Taipei (AFP) July 12, 2012
Taiwan's only aircraft maker AIDC said Thursday that it had forged an agreement with US aerospace firm Lockheed Martin to get a piece of the island's $5.85 billion fighter upgrade deal.
Aerospace Industrial Development Corp and Lockheed Martin signed a memorandum of understanding at Britain's Farnborough International Airshow Wednesday, according to a statement released by AIDC.
AIDC attaches great importance to the biggest ever F-16 upgrade project to be obtained by Lockheed Martin, it said.
Details of the proposed subcontracts from Lockheed Martin have not been finalised, an AIDC official said.
Taiwan's defence ministry has said that the upgrade, which will take 12 years to complete, would give its 146 US-made F-16 A/Bs a significant boost.
The jets will be equipped with radar capable of detecting Chinese stealth aircraft and may also be armed with precision munitions, according to the ministry.
Ties with Beijing have improved since Ma Ying-jeou of the China-friendly Kuomintang party came to power in 2008 on promises of ramping up trade links and allowing in more Chinese tourists.
But Beijing still refuses to renounce the use of force against Taiwan should it declare formal independence, even though the island has governed itself since the end of a civil war in 1949.
Aerospace News at SpaceMart.com
Comment on this article via your Facebook, Yahoo, AOL, Hotmail login.
Farnborough lives up to reputation
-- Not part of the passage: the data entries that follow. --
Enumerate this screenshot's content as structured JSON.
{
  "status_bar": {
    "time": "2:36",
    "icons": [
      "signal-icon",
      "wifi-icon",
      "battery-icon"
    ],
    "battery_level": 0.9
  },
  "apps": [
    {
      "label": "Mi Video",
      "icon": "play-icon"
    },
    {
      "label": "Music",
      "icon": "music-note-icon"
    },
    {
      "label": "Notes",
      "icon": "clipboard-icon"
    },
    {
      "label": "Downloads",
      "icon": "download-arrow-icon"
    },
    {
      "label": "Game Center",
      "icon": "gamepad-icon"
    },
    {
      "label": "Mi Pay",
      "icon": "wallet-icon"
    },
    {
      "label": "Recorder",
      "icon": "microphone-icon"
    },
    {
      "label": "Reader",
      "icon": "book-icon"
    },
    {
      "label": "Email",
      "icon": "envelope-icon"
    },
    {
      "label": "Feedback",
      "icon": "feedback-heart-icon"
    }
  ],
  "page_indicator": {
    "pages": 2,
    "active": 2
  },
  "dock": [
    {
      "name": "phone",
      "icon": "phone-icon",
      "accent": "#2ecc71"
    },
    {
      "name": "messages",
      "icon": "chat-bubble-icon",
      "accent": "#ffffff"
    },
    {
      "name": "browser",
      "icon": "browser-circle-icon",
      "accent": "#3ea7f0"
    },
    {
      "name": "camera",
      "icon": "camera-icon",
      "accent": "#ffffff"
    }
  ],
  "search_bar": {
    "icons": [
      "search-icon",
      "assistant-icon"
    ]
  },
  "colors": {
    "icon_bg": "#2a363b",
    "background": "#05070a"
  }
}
Farnborough, England (UPI) Jul 11, 2012
The Farnborough Air Show's reputation as a premier event for bringing together the world's aerospace giants and customers is anything but exaggerated. The show in England, which began Monday, has resulted in a tidal wave of announcements of equipment and service deals, as well as partnering by international firms to jointly produce and market systems. ITT Exelis, EADS North Ameri ... read more
|The content herein, unless otherwise known to be public domain, are Copyright 1995-2012 - Space Media Network. AFP, UPI and IANS news wire stories are copyright Agence France-Presse, United Press International and Indo-Asia News Service. ESA Portal Reports are copyright European Space Agency. All NASA sourced material is public domain. Additional copyrights may apply in whole or part to other bona fide parties. Advertising does not imply endorsement,agreement or approval of any opinions, statements or information provided by Space Media Network on any Web page published or hosted by Space Media Network. Privacy Statement|